Special Counsel Jack Smith on Monday asked the Supreme Court to rule on whether Trump can be prosecuted on charges relating to his efforts to overturn the 2020 election results.
A federal judge ruled the case could go forward, but Trump said he would ask the federal appeals court in Washington, D.C., to reverse that outcome. Smith is attempting to bypass the appeals court — the usual next step in the process — and have the Supreme Court take up the matter directly.
Late Monday, the Supreme Court asked Trump’s lawyers to respond to the special counsel’s motion by Wednesday, Dec. 20 — two days later than Smith had requested.
Lawyers for Trump filed a motion Tuesday urging Judge Tanya Chutkan to pause proceedings against Trump in the Jan. 6 case while his appeal is pending.
Chutkan, in a filing Wednesday, said she ‘agrees with both parties that Defendant’s appeal automatically stays any further proceedings that would move this case towards trial or impose additional burdens of litigation on Defendant.’
‘Accordingly, and for clarity, the court hereby stays the deadlines and proceedings scheduled by its Pretrial Order, as amended,’ Chutkan wrote.
Chutkan added that if Trump ‘asks the court reviewing his immunity appeal to also take a temporary jurisdiction over the enforcement of those measures, and that court agrees to do so, this court of course will be bound by that decision.’
The trial was set to begin March 4, but now that start date could be delayed. Chutkan said that she would reconsider the trial date at the completion of the appeals process.
In August, Trump pleaded not guilty in federal court to all four federal charges stemming from Smith’s investigation into 2020 election interference and the Capitol riot on Jan. 6, 2021.
Trump is charged with conspiracy to defraud the United States, conspiracy to obstruct an official proceeding, obstruction of and attempt to obstruct an official proceeding and conspiracy against rights.
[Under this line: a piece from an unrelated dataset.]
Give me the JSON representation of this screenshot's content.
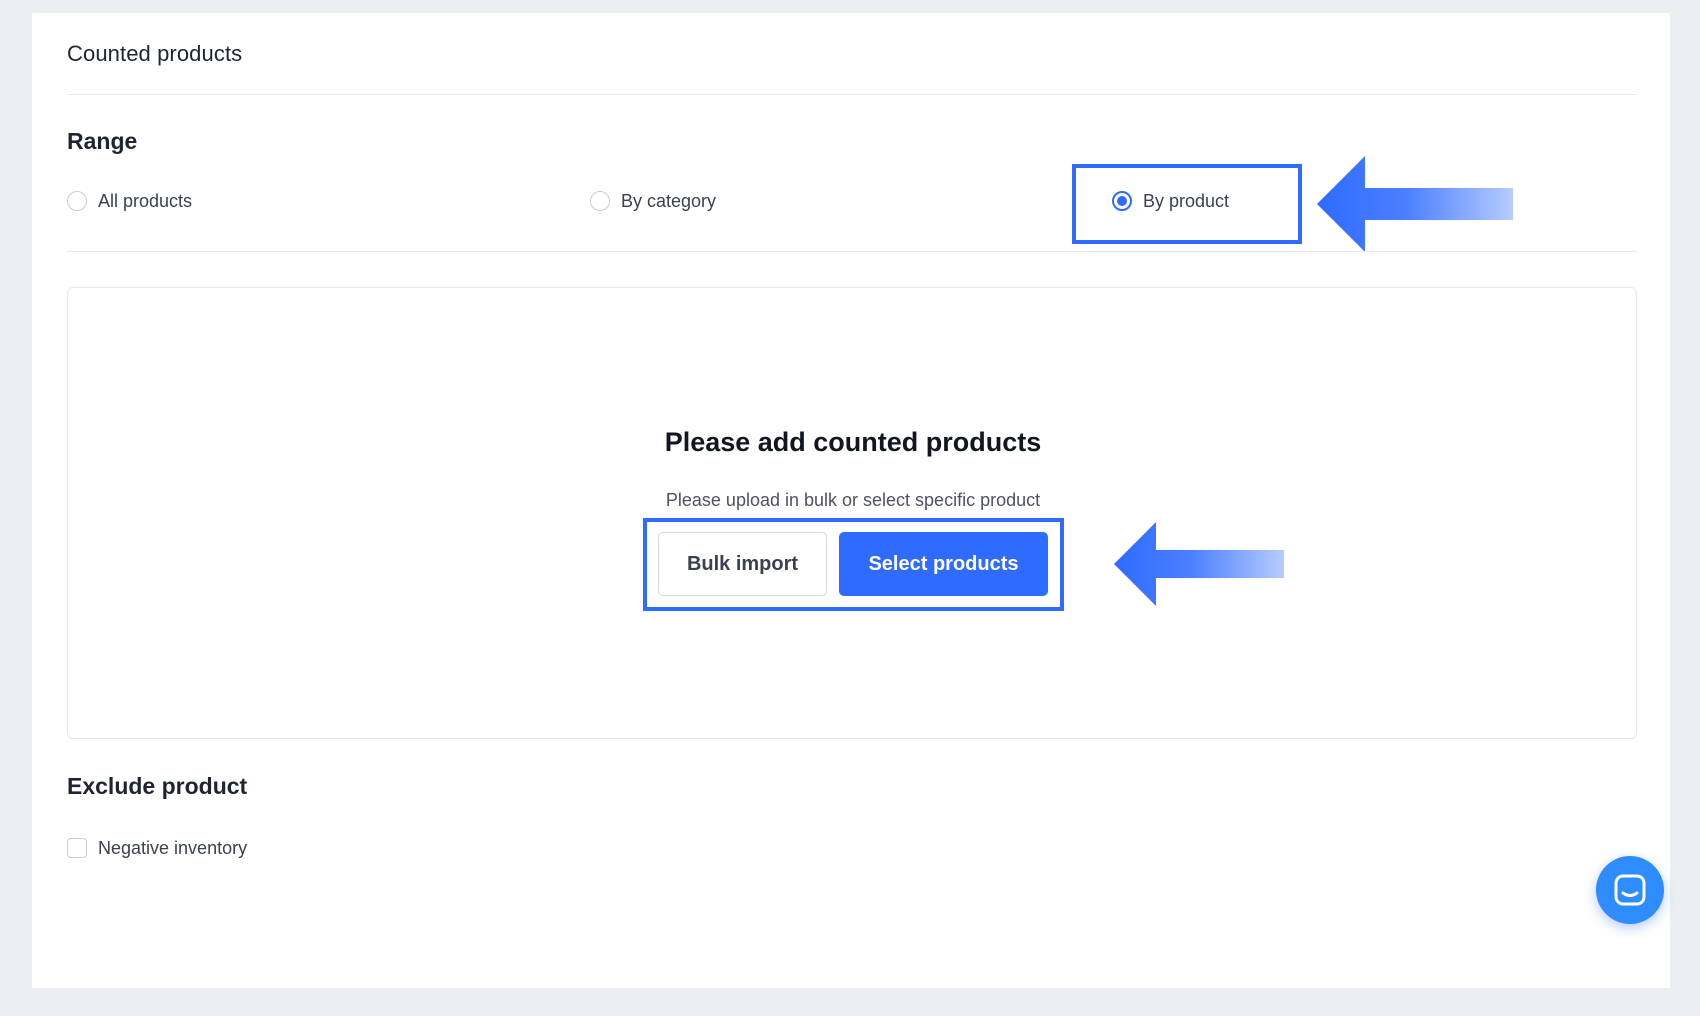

The Supreme Court’s next scheduled conference day for consideration of such matters is Jan. 5. The court’s brief order did not signal what it ultimately would do.